When you own framed art or memorabilia that means a lot to you, pay attention to make sure it remains in good condition. The most common problems occur from damaging UV light rays, insects, moisture or temperature change. When you see signs of problems, bring your framed piece in so we can provide advice on how to correct the problem and how to stop further damage. Feel free to give us call at 215-364-4321 for more information.
Some of the most special moments of our lives are over so quickly. Custom framing allows us to capture those times for you so you can enjoy them for years to come. Whether you have photos and mementos from special events, souvenirs from a trip, a golf score card from your best game ever, or a playbill from your favorite Broadway show, Whispering Woods gallery can take your memories and turn them into beautiful artwork for your walls.
A float is a minimalist frame option sometimes used when framing art on canvas. The art drops into the front of the frame so none of it’s front surface is covered. This is beneficial when the painting is extended over the sides or if the lip of a conventional frame would cover important parts of the art. Most float frames are simple profiles, but a second decorative frame could be added for a unique presentation.
In this example, Marena of Bensalem brought us her art that was designed with hundreds of paper hearts made from currency bills which were pinned to a hand pieced gilded background. It was stunning! By using a float frame the viewer can see the textured sides of the art.

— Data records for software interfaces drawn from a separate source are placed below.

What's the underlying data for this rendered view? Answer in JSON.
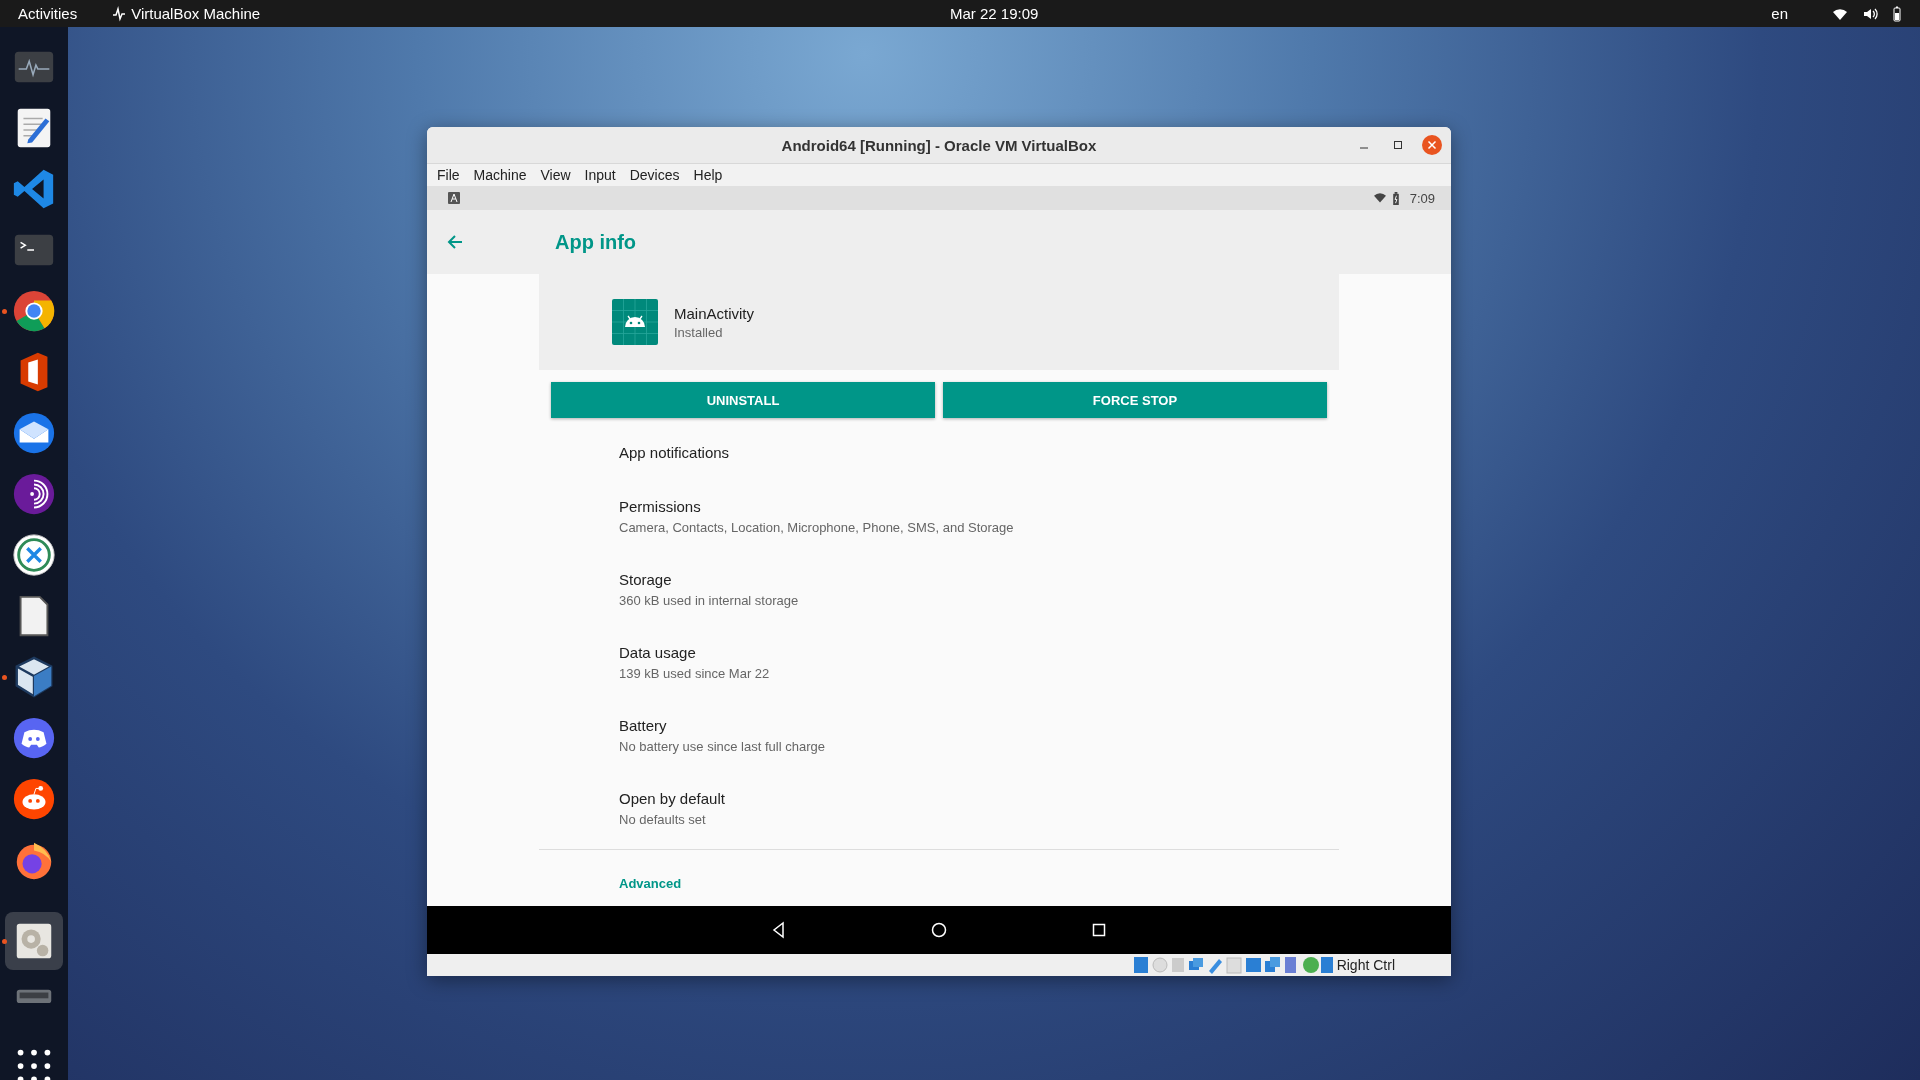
{
  "top_bar": {
    "activities": "Activities",
    "app_name": "VirtualBox Machine",
    "clock": "Mar 22  19:09",
    "language": "en"
  },
  "dock": {
    "items": [
      {
        "kind": "monitor",
        "running": false,
        "selected": false
      },
      {
        "kind": "editor",
        "running": false,
        "selected": false
      },
      {
        "kind": "code",
        "running": false,
        "selected": false
      },
      {
        "kind": "terminal",
        "running": false,
        "selected": false
      },
      {
        "kind": "browser",
        "running": true,
        "selected": false
      },
      {
        "kind": "office",
        "running": false,
        "selected": false
      },
      {
        "kind": "mail",
        "running": false,
        "selected": false
      },
      {
        "kind": "podcast",
        "running": false,
        "selected": false
      },
      {
        "kind": "remote",
        "running": false,
        "selected": false
      },
      {
        "kind": "document",
        "running": false,
        "selected": false
      },
      {
        "kind": "cube",
        "running": true,
        "selected": false
      },
      {
        "kind": "chat",
        "running": false,
        "selected": false
      },
      {
        "kind": "reddit",
        "running": false,
        "selected": false
      },
      {
        "kind": "fox",
        "running": false,
        "selected": false
      },
      {
        "kind": "settings",
        "running": true,
        "selected": true
      },
      {
        "kind": "drive",
        "running": false,
        "selected": false
      },
      {
        "kind": "apps",
        "running": false,
        "selected": false
      }
    ]
  },
  "window": {
    "title": "Android64 [Running] - Oracle VM VirtualBox",
    "menu": [
      "File",
      "Machine",
      "View",
      "Input",
      "Devices",
      "Help"
    ],
    "android": {
      "status_time": "7:09",
      "app_bar_title": "App info",
      "app": {
        "name": "MainActivity",
        "status": "Installed"
      },
      "buttons": [
        "UNINSTALL",
        "FORCE STOP"
      ],
      "settings": [
        {
          "title": "App notifications"
        },
        {
          "title": "Permissions",
          "summary": "Camera, Contacts, Location, Microphone, Phone, SMS, and Storage"
        },
        {
          "title": "Storage",
          "summary": "360 kB used in internal storage"
        },
        {
          "title": "Data usage",
          "summary": "139 kB used since Mar 22"
        },
        {
          "title": "Battery",
          "summary": "No battery use since last full charge"
        },
        {
          "title": "Open by default",
          "summary": "No defaults set"
        }
      ],
      "advanced": "Advanced"
    },
    "status_bar": {
      "host_key": "Right Ctrl"
    }
  }
}
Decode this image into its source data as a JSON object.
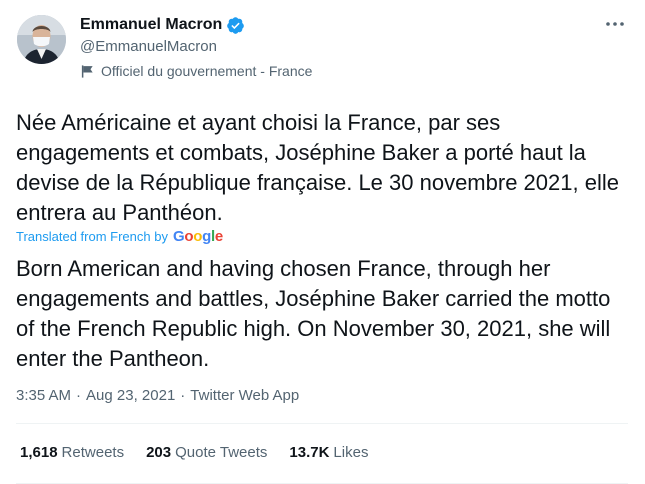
{
  "author": {
    "display_name": "Emmanuel Macron",
    "handle": "@EmmanuelMacron",
    "label": "Officiel du gouvernement - France"
  },
  "tweet": {
    "original_text": "Née Américaine et ayant choisi la France, par ses engagements et combats, Joséphine Baker a porté haut la devise de la République française. Le 30 novembre 2021, elle entrera au Panthéon.",
    "translated_from": "Translated from French by",
    "translator_brand": [
      "G",
      "o",
      "o",
      "g",
      "l",
      "e"
    ],
    "translated_text": "Born American and having chosen France, through her engagements and battles, Joséphine Baker carried the motto of the French Republic high. On November 30, 2021, she will enter the Pantheon."
  },
  "meta": {
    "time": "3:35 AM",
    "separator": "·",
    "date": "Aug 23, 2021",
    "source": "Twitter Web App"
  },
  "stats": {
    "retweets": {
      "count": "1,618",
      "label": "Retweets"
    },
    "quote_tweets": {
      "count": "203",
      "label": "Quote Tweets"
    },
    "likes": {
      "count": "13.7K",
      "label": "Likes"
    }
  },
  "colors": {
    "accent": "#1d9bf0",
    "text_primary": "#0f1419",
    "text_secondary": "#536471",
    "divider": "#eff3f4"
  },
  "icons": {
    "verified": "verified-badge-icon",
    "label_flag": "flag-icon",
    "more": "more-horizontal-icon"
  }
}
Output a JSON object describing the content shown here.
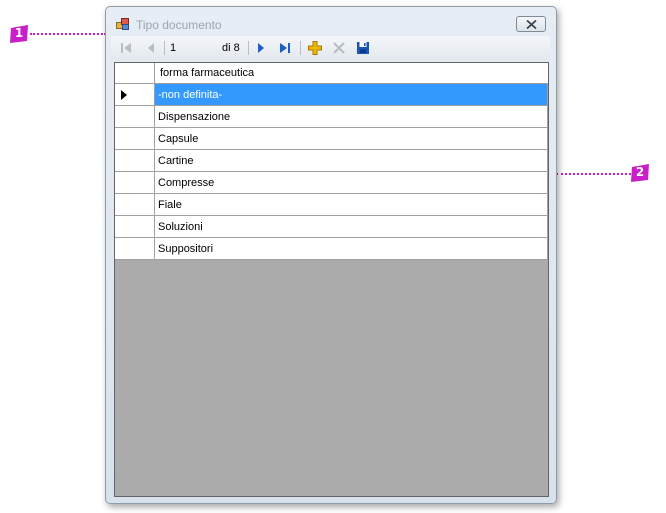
{
  "callouts": [
    {
      "number": "1"
    },
    {
      "number": "2"
    }
  ],
  "window": {
    "title": "Tipo documento"
  },
  "toolbar": {
    "position_value": "1",
    "count_label": "di 8",
    "buttons": [
      "move-first",
      "move-previous",
      "move-next",
      "move-last",
      "add-new",
      "delete",
      "save"
    ]
  },
  "grid": {
    "column_header": "forma farmaceutica",
    "selected_index": 0,
    "rows": [
      "-non definita-",
      "Dispensazione",
      "Capsule",
      "Cartine",
      "Compresse",
      "Fiale",
      "Soluzioni",
      "Suppositori"
    ]
  },
  "colors": {
    "callout": "#c81fc8",
    "selection": "#3399ff",
    "grid_background": "#ababab",
    "nav_icon": "#1a5fc9",
    "add_icon": "#f0b800"
  }
}
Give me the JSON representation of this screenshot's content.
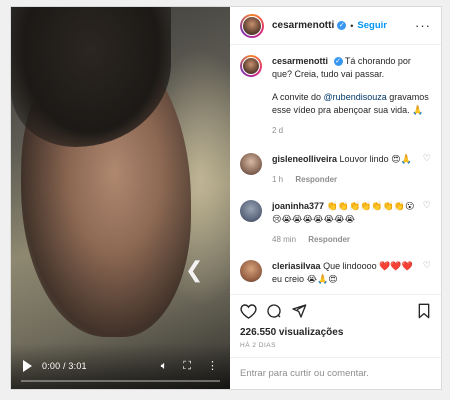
{
  "video": {
    "time": "0:00 / 3:01"
  },
  "header": {
    "username": "cesarmenotti",
    "follow_label": "Seguir",
    "separator": "•"
  },
  "caption": {
    "username": "cesarmenotti",
    "line1": "Tá chorando por que? Creia, tudo vai passar.",
    "line2_pre": "A convite do ",
    "mention": "@rubendisouza",
    "line2_post": " gravamos esse vídeo pra abençoar sua vida. 🙏",
    "age": "2 d"
  },
  "comments": [
    {
      "username": "gisleneolliveira",
      "text": "Louvor lindo 😍🙏",
      "age": "1 h",
      "reply": "Responder"
    },
    {
      "username": "joaninha377",
      "text": "👏👏👏👏👏👏👏😮😢😭😭😭😭😭😭😭",
      "age": "48 min",
      "reply": "Responder"
    },
    {
      "username": "cleriasilvaa",
      "text": "Que lindoooo ❤️❤️❤️ eu creio 😭🙏😍"
    }
  ],
  "actions": {
    "likes": "226.550 visualizações",
    "ago": "HÁ 2 DIAS",
    "add_comment_placeholder": "Entrar para curtir ou comentar."
  },
  "colors": {
    "link_blue": "#0095f6",
    "verified_blue": "#3897f0",
    "meta_gray": "#8e8e8e"
  }
}
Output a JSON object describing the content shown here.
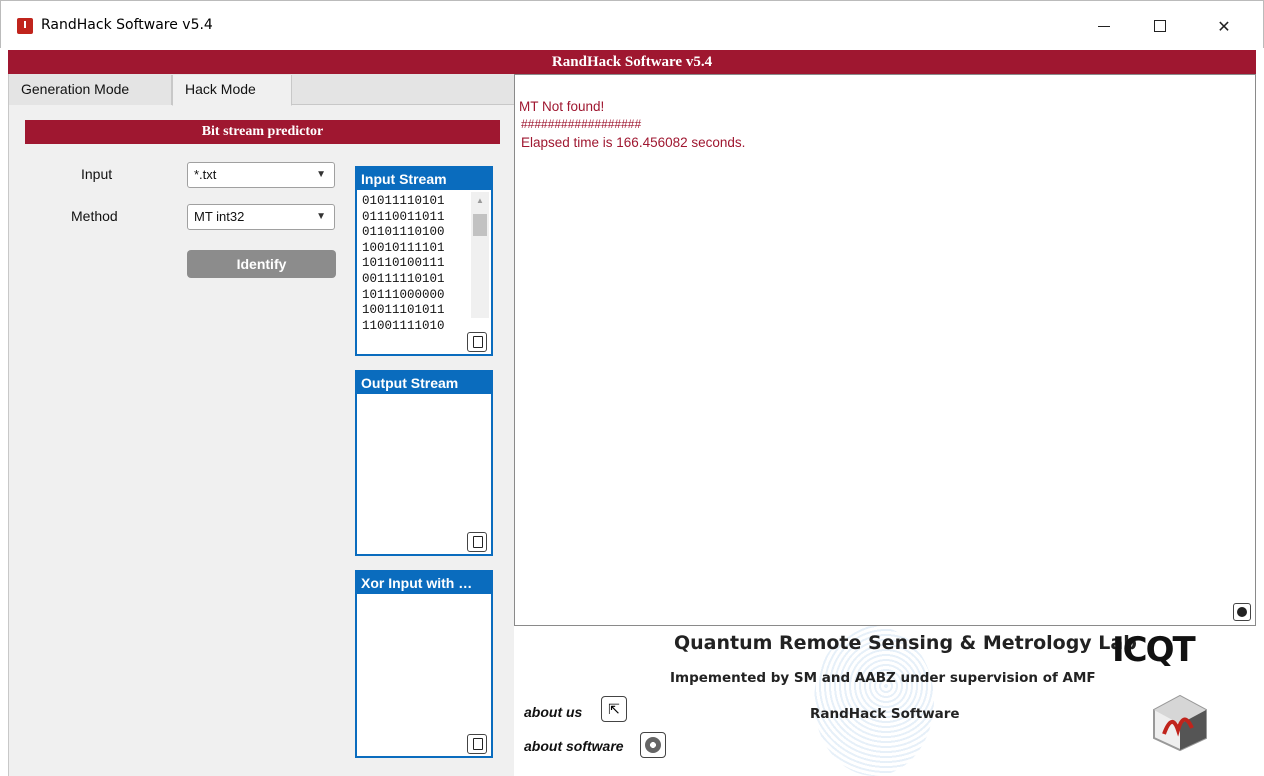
{
  "window": {
    "title": "RandHack Software v5.4",
    "min_glyph": "",
    "close_glyph": "✕"
  },
  "banner": {
    "title": "RandHack Software v5.4"
  },
  "tabs": [
    {
      "label": "Generation Mode",
      "active": false
    },
    {
      "label": "Hack Mode",
      "active": true
    }
  ],
  "predictor": {
    "section_title": "Bit stream predictor",
    "input_label": "Input",
    "input_value": "*.txt",
    "method_label": "Method",
    "method_value": "MT int32",
    "identify_label": "Identify",
    "dropdown_arrow": "▼"
  },
  "streams": {
    "input": {
      "title": "Input Stream",
      "lines": [
        "01011110101",
        "01110011011",
        "01101110100",
        "10010111101",
        "10110100111",
        "00111110101",
        "10111000000",
        "10011101011",
        "11001111010"
      ]
    },
    "output": {
      "title": "Output Stream"
    },
    "xor": {
      "title": "Xor Input with …"
    },
    "txt_icon_label": "txt"
  },
  "log": {
    "lines": [
      "  MT Not found!",
      "##################",
      "Elapsed time is 166.456082 seconds."
    ]
  },
  "footer": {
    "lab_name": "Quantum Remote Sensing & Metrology Lab",
    "implemented_by": "Impemented by SM and AABZ under supervision of AMF",
    "software_name": "RandHack Software",
    "logo_text": "ICQT",
    "about_us_label": "about us",
    "about_software_label": "about software",
    "about_us_glyph": "⇱"
  },
  "colors": {
    "accent": "#9f1730",
    "stream_blue": "#0a6cbe",
    "button_gray": "#8c8c8c"
  }
}
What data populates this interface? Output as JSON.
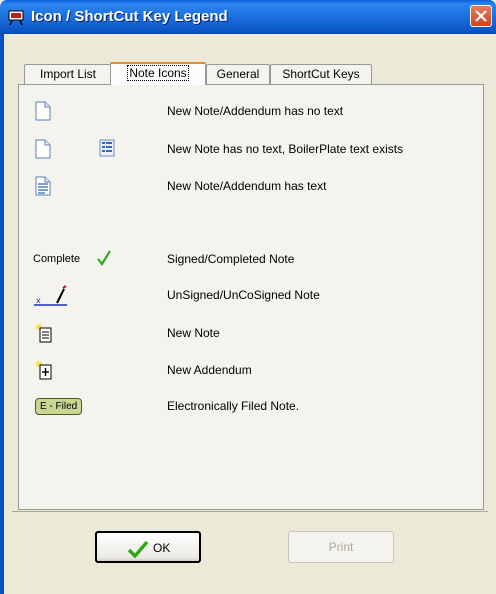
{
  "window": {
    "title": "Icon / ShortCut Key Legend"
  },
  "tabs": [
    {
      "label": "Import List",
      "active": false
    },
    {
      "label": "Note Icons",
      "active": true
    },
    {
      "label": "General",
      "active": false
    },
    {
      "label": "ShortCut Keys",
      "active": false
    }
  ],
  "legend": {
    "rows": [
      {
        "icon": "blank-note-icon",
        "label": "New Note/Addendum has no text"
      },
      {
        "icon": "blank-note-icon",
        "icon2": "boilerplate-icon",
        "label": "New Note has no text, BoilerPlate text exists"
      },
      {
        "icon": "text-note-icon",
        "label": "New Note/Addendum has text"
      },
      {
        "icon_text": "Complete",
        "icon": "green-check-icon",
        "label": "Signed/Completed Note"
      },
      {
        "icon": "unsigned-pen-icon",
        "label": "UnSigned/UnCoSigned Note"
      },
      {
        "icon": "new-note-icon",
        "label": "New Note"
      },
      {
        "icon": "new-addendum-icon",
        "label": "New Addendum"
      },
      {
        "icon_text": "E - Filed",
        "label": "Electronically Filed Note."
      }
    ]
  },
  "buttons": {
    "ok": "OK",
    "print": "Print"
  },
  "colors": {
    "title_bar": "#1b6fe0",
    "tab_highlight": "#e68b2c",
    "check_green": "#2fa81a",
    "efiled_bg": "#c7d690"
  }
}
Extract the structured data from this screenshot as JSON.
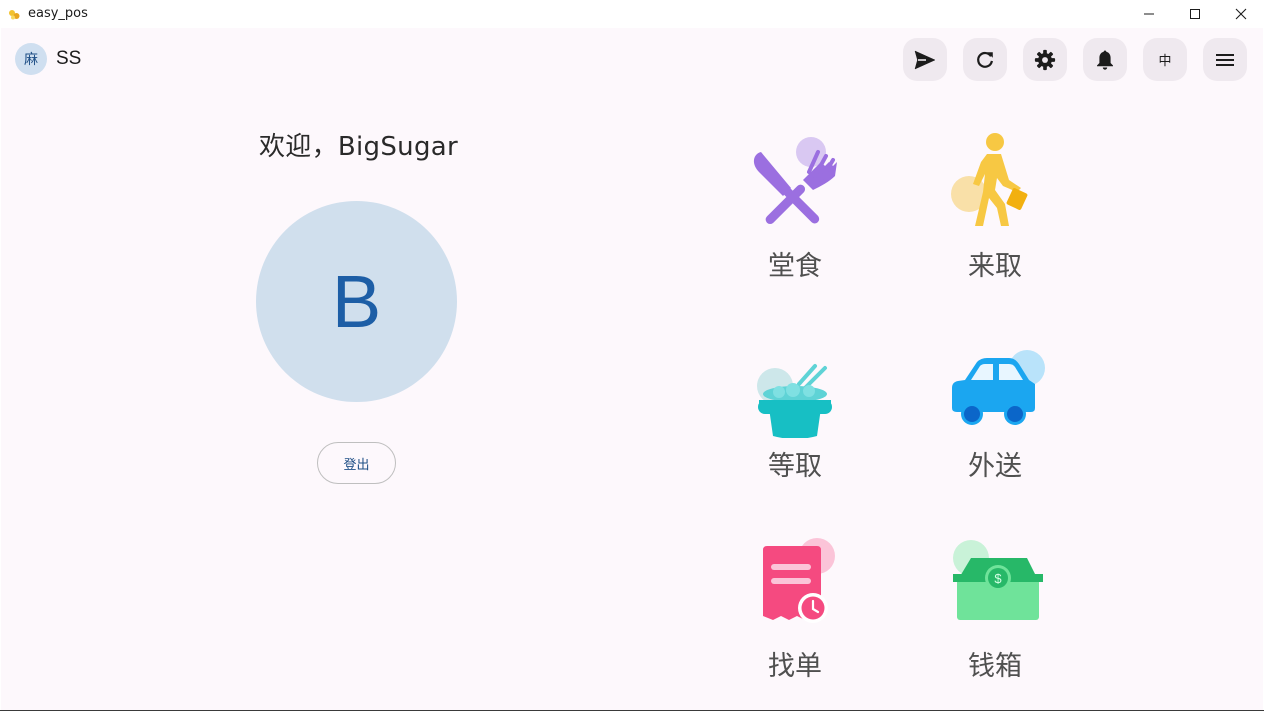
{
  "window": {
    "title": "easy_pos"
  },
  "header": {
    "avatar_text": "麻",
    "user_name": "SS",
    "lang_label": "中",
    "buttons": [
      "send-icon",
      "refresh-icon",
      "gear-icon",
      "bell-icon",
      "language-toggle",
      "menu-icon"
    ]
  },
  "profile": {
    "welcome": "欢迎，BigSugar",
    "avatar_letter": "B",
    "logout_label": "登出"
  },
  "tiles": [
    {
      "label": "堂食",
      "icon": "fork-knife-icon"
    },
    {
      "label": "来取",
      "icon": "walking-person-icon"
    },
    {
      "label": "等取",
      "icon": "rice-bowl-icon"
    },
    {
      "label": "外送",
      "icon": "car-icon"
    },
    {
      "label": "找单",
      "icon": "receipt-clock-icon"
    },
    {
      "label": "钱箱",
      "icon": "cash-box-icon"
    }
  ],
  "colors": {
    "background": "#fdf8fc",
    "avatar_bg": "#d0dfed",
    "avatar_text": "#1d5ea6",
    "fork_knife": "#9b6fe0",
    "person": "#f7c843",
    "bowl": "#17bfc4",
    "car": "#1ba6f0",
    "receipt": "#f54a80",
    "cash_box": "#6fe39a"
  }
}
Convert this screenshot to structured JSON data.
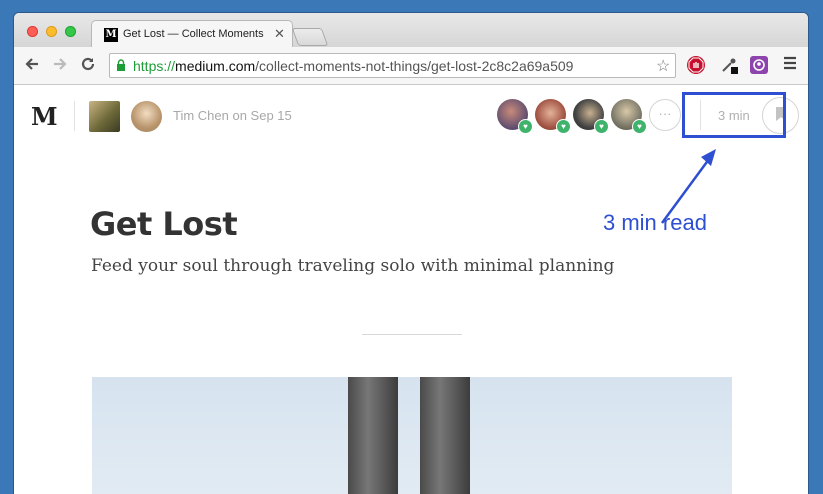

At Whispering Woods Gallery, we frequently replace broken glass. Glass can break for many reasons.
- A proper hook was not used.
- The hanging hardware was not sufficient for the piece. Screw eye hangers and sawtooth hangers usually are not the best choice.
- The wire did not catch onto the hook properly.
- The frame was jarred by a person or object.
- House repairs to the roof or siding shook the wall.
- The art was not hung on a timely basis and was jarred while on the floor.
- The art was leaned against a wall without being secured.
- The art did not have sufficient protection during transport. Many times glass breaks during shipping or a move.
Our goal is to safely dispose the broken glass, remove glass shards, repair or replace a broken frame, and replace the glazing with the appropriate choice. If the mat is scratched we can replace it. Prices vary according to size, type of glass, and complexity of the project. We stock five types of Tru Vue glass at our shop – Regular, Conservation Clear, Non-glare, Conservation Reflection Control and Museum. All glass is cut in our shop to fit your frame. Drop by with your piece and we’ll get it fixed up fast. No worries!
Whispering Woods Gallery is ready for spring! It’s a great time of year to look around your home and spruce up your walls. Enjoy some of our favorite spring themed projects. We are happy to help you celebrate by framing your favorites.
Whispering Woods Gallery offers local art and custom framing. This is a vintage Peter Keating Poster from 1986. It’s a classic and timeless. Peter Keating, an artist who lived in Bucks County in the 1970’s and 1980’s, painted beautiful rural scenes of Bucks County. We offer this poster in your choice of custom frame. It would look great in a home or office. If you are looking for local traditional art, give us a call at 215-364-4321.
I recently attended the Allentown Paper and Book Show in Allentown, PA. As a first time attendee, I had no idea that it was such a large show. I could have stayed for the two days. I went to search for a few vintage postcards. I found booths filled with all types of old photographs, magazines, advertising, sheet music, posters and more. Vintage cameras, World’s Fair items, romantic Valentines, toys, old maps, matchbooks and original drawings were plentiful. The original vintage signage was fun and bright. There was even a booth with display supplies for collectors and dealers.
Every year framers from all over the world gather at the West Coast Art and Frame Show in Las Vegas for five days of classes, vendor exhibits and networking to strengthen our industry. I just returned with fabulous new ideas and a few awards too.